Copy the records below exactly as they stand. Leave out the pictures.

======== Material supplied

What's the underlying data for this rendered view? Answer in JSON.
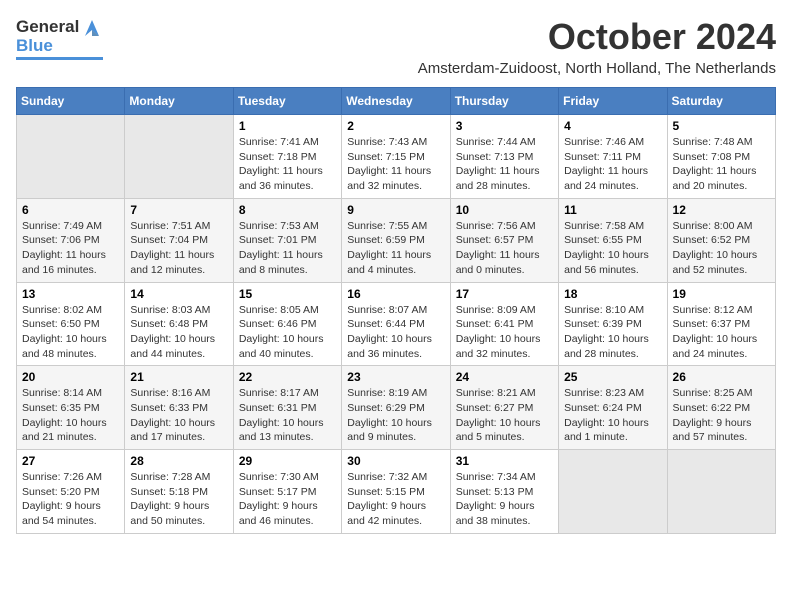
{
  "logo": {
    "line1": "General",
    "line2": "Blue"
  },
  "title": "October 2024",
  "location": "Amsterdam-Zuidoost, North Holland, The Netherlands",
  "days_header": [
    "Sunday",
    "Monday",
    "Tuesday",
    "Wednesday",
    "Thursday",
    "Friday",
    "Saturday"
  ],
  "weeks": [
    [
      {
        "day": "",
        "info": ""
      },
      {
        "day": "",
        "info": ""
      },
      {
        "day": "1",
        "info": "Sunrise: 7:41 AM\nSunset: 7:18 PM\nDaylight: 11 hours and 36 minutes."
      },
      {
        "day": "2",
        "info": "Sunrise: 7:43 AM\nSunset: 7:15 PM\nDaylight: 11 hours and 32 minutes."
      },
      {
        "day": "3",
        "info": "Sunrise: 7:44 AM\nSunset: 7:13 PM\nDaylight: 11 hours and 28 minutes."
      },
      {
        "day": "4",
        "info": "Sunrise: 7:46 AM\nSunset: 7:11 PM\nDaylight: 11 hours and 24 minutes."
      },
      {
        "day": "5",
        "info": "Sunrise: 7:48 AM\nSunset: 7:08 PM\nDaylight: 11 hours and 20 minutes."
      }
    ],
    [
      {
        "day": "6",
        "info": "Sunrise: 7:49 AM\nSunset: 7:06 PM\nDaylight: 11 hours and 16 minutes."
      },
      {
        "day": "7",
        "info": "Sunrise: 7:51 AM\nSunset: 7:04 PM\nDaylight: 11 hours and 12 minutes."
      },
      {
        "day": "8",
        "info": "Sunrise: 7:53 AM\nSunset: 7:01 PM\nDaylight: 11 hours and 8 minutes."
      },
      {
        "day": "9",
        "info": "Sunrise: 7:55 AM\nSunset: 6:59 PM\nDaylight: 11 hours and 4 minutes."
      },
      {
        "day": "10",
        "info": "Sunrise: 7:56 AM\nSunset: 6:57 PM\nDaylight: 11 hours and 0 minutes."
      },
      {
        "day": "11",
        "info": "Sunrise: 7:58 AM\nSunset: 6:55 PM\nDaylight: 10 hours and 56 minutes."
      },
      {
        "day": "12",
        "info": "Sunrise: 8:00 AM\nSunset: 6:52 PM\nDaylight: 10 hours and 52 minutes."
      }
    ],
    [
      {
        "day": "13",
        "info": "Sunrise: 8:02 AM\nSunset: 6:50 PM\nDaylight: 10 hours and 48 minutes."
      },
      {
        "day": "14",
        "info": "Sunrise: 8:03 AM\nSunset: 6:48 PM\nDaylight: 10 hours and 44 minutes."
      },
      {
        "day": "15",
        "info": "Sunrise: 8:05 AM\nSunset: 6:46 PM\nDaylight: 10 hours and 40 minutes."
      },
      {
        "day": "16",
        "info": "Sunrise: 8:07 AM\nSunset: 6:44 PM\nDaylight: 10 hours and 36 minutes."
      },
      {
        "day": "17",
        "info": "Sunrise: 8:09 AM\nSunset: 6:41 PM\nDaylight: 10 hours and 32 minutes."
      },
      {
        "day": "18",
        "info": "Sunrise: 8:10 AM\nSunset: 6:39 PM\nDaylight: 10 hours and 28 minutes."
      },
      {
        "day": "19",
        "info": "Sunrise: 8:12 AM\nSunset: 6:37 PM\nDaylight: 10 hours and 24 minutes."
      }
    ],
    [
      {
        "day": "20",
        "info": "Sunrise: 8:14 AM\nSunset: 6:35 PM\nDaylight: 10 hours and 21 minutes."
      },
      {
        "day": "21",
        "info": "Sunrise: 8:16 AM\nSunset: 6:33 PM\nDaylight: 10 hours and 17 minutes."
      },
      {
        "day": "22",
        "info": "Sunrise: 8:17 AM\nSunset: 6:31 PM\nDaylight: 10 hours and 13 minutes."
      },
      {
        "day": "23",
        "info": "Sunrise: 8:19 AM\nSunset: 6:29 PM\nDaylight: 10 hours and 9 minutes."
      },
      {
        "day": "24",
        "info": "Sunrise: 8:21 AM\nSunset: 6:27 PM\nDaylight: 10 hours and 5 minutes."
      },
      {
        "day": "25",
        "info": "Sunrise: 8:23 AM\nSunset: 6:24 PM\nDaylight: 10 hours and 1 minute."
      },
      {
        "day": "26",
        "info": "Sunrise: 8:25 AM\nSunset: 6:22 PM\nDaylight: 9 hours and 57 minutes."
      }
    ],
    [
      {
        "day": "27",
        "info": "Sunrise: 7:26 AM\nSunset: 5:20 PM\nDaylight: 9 hours and 54 minutes."
      },
      {
        "day": "28",
        "info": "Sunrise: 7:28 AM\nSunset: 5:18 PM\nDaylight: 9 hours and 50 minutes."
      },
      {
        "day": "29",
        "info": "Sunrise: 7:30 AM\nSunset: 5:17 PM\nDaylight: 9 hours and 46 minutes."
      },
      {
        "day": "30",
        "info": "Sunrise: 7:32 AM\nSunset: 5:15 PM\nDaylight: 9 hours and 42 minutes."
      },
      {
        "day": "31",
        "info": "Sunrise: 7:34 AM\nSunset: 5:13 PM\nDaylight: 9 hours and 38 minutes."
      },
      {
        "day": "",
        "info": ""
      },
      {
        "day": "",
        "info": ""
      }
    ]
  ]
}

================

Reply to the task
What's the underlying data for this rendered view? Answer in JSON.
{
  "logo": {
    "line1": "General",
    "line2": "Blue"
  },
  "title": "October 2024",
  "location": "Amsterdam-Zuidoost, North Holland, The Netherlands",
  "days_header": [
    "Sunday",
    "Monday",
    "Tuesday",
    "Wednesday",
    "Thursday",
    "Friday",
    "Saturday"
  ],
  "weeks": [
    [
      {
        "day": "",
        "info": ""
      },
      {
        "day": "",
        "info": ""
      },
      {
        "day": "1",
        "info": "Sunrise: 7:41 AM\nSunset: 7:18 PM\nDaylight: 11 hours and 36 minutes."
      },
      {
        "day": "2",
        "info": "Sunrise: 7:43 AM\nSunset: 7:15 PM\nDaylight: 11 hours and 32 minutes."
      },
      {
        "day": "3",
        "info": "Sunrise: 7:44 AM\nSunset: 7:13 PM\nDaylight: 11 hours and 28 minutes."
      },
      {
        "day": "4",
        "info": "Sunrise: 7:46 AM\nSunset: 7:11 PM\nDaylight: 11 hours and 24 minutes."
      },
      {
        "day": "5",
        "info": "Sunrise: 7:48 AM\nSunset: 7:08 PM\nDaylight: 11 hours and 20 minutes."
      }
    ],
    [
      {
        "day": "6",
        "info": "Sunrise: 7:49 AM\nSunset: 7:06 PM\nDaylight: 11 hours and 16 minutes."
      },
      {
        "day": "7",
        "info": "Sunrise: 7:51 AM\nSunset: 7:04 PM\nDaylight: 11 hours and 12 minutes."
      },
      {
        "day": "8",
        "info": "Sunrise: 7:53 AM\nSunset: 7:01 PM\nDaylight: 11 hours and 8 minutes."
      },
      {
        "day": "9",
        "info": "Sunrise: 7:55 AM\nSunset: 6:59 PM\nDaylight: 11 hours and 4 minutes."
      },
      {
        "day": "10",
        "info": "Sunrise: 7:56 AM\nSunset: 6:57 PM\nDaylight: 11 hours and 0 minutes."
      },
      {
        "day": "11",
        "info": "Sunrise: 7:58 AM\nSunset: 6:55 PM\nDaylight: 10 hours and 56 minutes."
      },
      {
        "day": "12",
        "info": "Sunrise: 8:00 AM\nSunset: 6:52 PM\nDaylight: 10 hours and 52 minutes."
      }
    ],
    [
      {
        "day": "13",
        "info": "Sunrise: 8:02 AM\nSunset: 6:50 PM\nDaylight: 10 hours and 48 minutes."
      },
      {
        "day": "14",
        "info": "Sunrise: 8:03 AM\nSunset: 6:48 PM\nDaylight: 10 hours and 44 minutes."
      },
      {
        "day": "15",
        "info": "Sunrise: 8:05 AM\nSunset: 6:46 PM\nDaylight: 10 hours and 40 minutes."
      },
      {
        "day": "16",
        "info": "Sunrise: 8:07 AM\nSunset: 6:44 PM\nDaylight: 10 hours and 36 minutes."
      },
      {
        "day": "17",
        "info": "Sunrise: 8:09 AM\nSunset: 6:41 PM\nDaylight: 10 hours and 32 minutes."
      },
      {
        "day": "18",
        "info": "Sunrise: 8:10 AM\nSunset: 6:39 PM\nDaylight: 10 hours and 28 minutes."
      },
      {
        "day": "19",
        "info": "Sunrise: 8:12 AM\nSunset: 6:37 PM\nDaylight: 10 hours and 24 minutes."
      }
    ],
    [
      {
        "day": "20",
        "info": "Sunrise: 8:14 AM\nSunset: 6:35 PM\nDaylight: 10 hours and 21 minutes."
      },
      {
        "day": "21",
        "info": "Sunrise: 8:16 AM\nSunset: 6:33 PM\nDaylight: 10 hours and 17 minutes."
      },
      {
        "day": "22",
        "info": "Sunrise: 8:17 AM\nSunset: 6:31 PM\nDaylight: 10 hours and 13 minutes."
      },
      {
        "day": "23",
        "info": "Sunrise: 8:19 AM\nSunset: 6:29 PM\nDaylight: 10 hours and 9 minutes."
      },
      {
        "day": "24",
        "info": "Sunrise: 8:21 AM\nSunset: 6:27 PM\nDaylight: 10 hours and 5 minutes."
      },
      {
        "day": "25",
        "info": "Sunrise: 8:23 AM\nSunset: 6:24 PM\nDaylight: 10 hours and 1 minute."
      },
      {
        "day": "26",
        "info": "Sunrise: 8:25 AM\nSunset: 6:22 PM\nDaylight: 9 hours and 57 minutes."
      }
    ],
    [
      {
        "day": "27",
        "info": "Sunrise: 7:26 AM\nSunset: 5:20 PM\nDaylight: 9 hours and 54 minutes."
      },
      {
        "day": "28",
        "info": "Sunrise: 7:28 AM\nSunset: 5:18 PM\nDaylight: 9 hours and 50 minutes."
      },
      {
        "day": "29",
        "info": "Sunrise: 7:30 AM\nSunset: 5:17 PM\nDaylight: 9 hours and 46 minutes."
      },
      {
        "day": "30",
        "info": "Sunrise: 7:32 AM\nSunset: 5:15 PM\nDaylight: 9 hours and 42 minutes."
      },
      {
        "day": "31",
        "info": "Sunrise: 7:34 AM\nSunset: 5:13 PM\nDaylight: 9 hours and 38 minutes."
      },
      {
        "day": "",
        "info": ""
      },
      {
        "day": "",
        "info": ""
      }
    ]
  ]
}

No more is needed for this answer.